Although sendmail works mostly the same on VPS1 as it does in the rest of the world, it isn't quite the same. Hopefully the differences mentioned here will alleviate confusion and help avoid embarrassment.
Have you ever posted to the comp.mail.sendmail newsgroup and mentioned virtmaps? No one will know what you are talking about! To the rest of the sendmail world, virtmap is called virtusertable (virtual user table). If you refer to them (it) as virtusertable, the sendmail gurus will know what you are talking about. (BTW, on VPS2, the virtual user table is called virtusertable.)
On VPS1, a wildcard virtmap looks something like:
In sendmail generally (outside the VPS1), the same wildcard virtusertable entry looks like:

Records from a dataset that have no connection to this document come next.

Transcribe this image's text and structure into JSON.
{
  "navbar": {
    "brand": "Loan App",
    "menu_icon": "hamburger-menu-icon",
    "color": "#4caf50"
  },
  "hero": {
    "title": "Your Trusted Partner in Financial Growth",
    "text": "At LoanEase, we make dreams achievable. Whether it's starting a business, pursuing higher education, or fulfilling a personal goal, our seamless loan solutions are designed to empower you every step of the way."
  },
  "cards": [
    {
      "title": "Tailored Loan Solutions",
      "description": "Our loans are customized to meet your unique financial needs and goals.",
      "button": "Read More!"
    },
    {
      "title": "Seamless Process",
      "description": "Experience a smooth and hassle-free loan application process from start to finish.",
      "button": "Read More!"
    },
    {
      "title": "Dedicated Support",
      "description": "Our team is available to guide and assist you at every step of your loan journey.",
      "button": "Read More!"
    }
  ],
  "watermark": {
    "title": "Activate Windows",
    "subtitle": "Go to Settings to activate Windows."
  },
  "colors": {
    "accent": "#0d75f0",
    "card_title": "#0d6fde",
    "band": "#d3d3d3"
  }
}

Note that the left-hand side is prefixed with "@". (In fact, outside the VPS1, all virtusertable entries have an "@" somewhere on the left-hand side.)
If you use the VPS1's vinstall sendmail to install some sample macro configuration (mc) files and use the resulting sendmail.cf files (generated from mc files), then you can prefix an "@" sign at the beginning of a wildcard virtmap entry. (You can also omit the "@"--on VPS1 only.)
If you mention on comp.mail.sendmail that you edit the sendmail.cf file directly, someone will post an immediate reply, "Never edit your sendmail.cf directly! Instead, build it from an mc file.)
On VPS1, if you use the "short" sendmail.cf file that comes with newly provisioned accounts, about the only want to change the file is to edit it directly. However, if you plan on serious changes, you really ought to vinstall sendmail, change to ~/usr/local/sendmail/cf/cf, and use one of the sample macro configuration files as a basis for a more fully featured sendmail.cf.
(See How to Customize the sendmail.cf File on a VPS1 for tips on getting started with a macro configuration file.)
Elsewhere, use newaliases to regenerate the aliases.db
The non-VPS1 world has no virtmaps. (They have a virtusertable instead.) On other platforms, you can generate the virtusertable.db as follows:
# cd /etc/mail # makemap hash virtusertable < virtusertable
(Depending on the platform, you might use "btree" instead of "hash" in the above command.)
The spammers database is a VPS1-only database. The closest feature to the spammers database is the access database. (If you vinstall sendmail, the macro configuration files in ~/usr/local/sendmail/cf/cf support not only the spammers database, but also the access database.)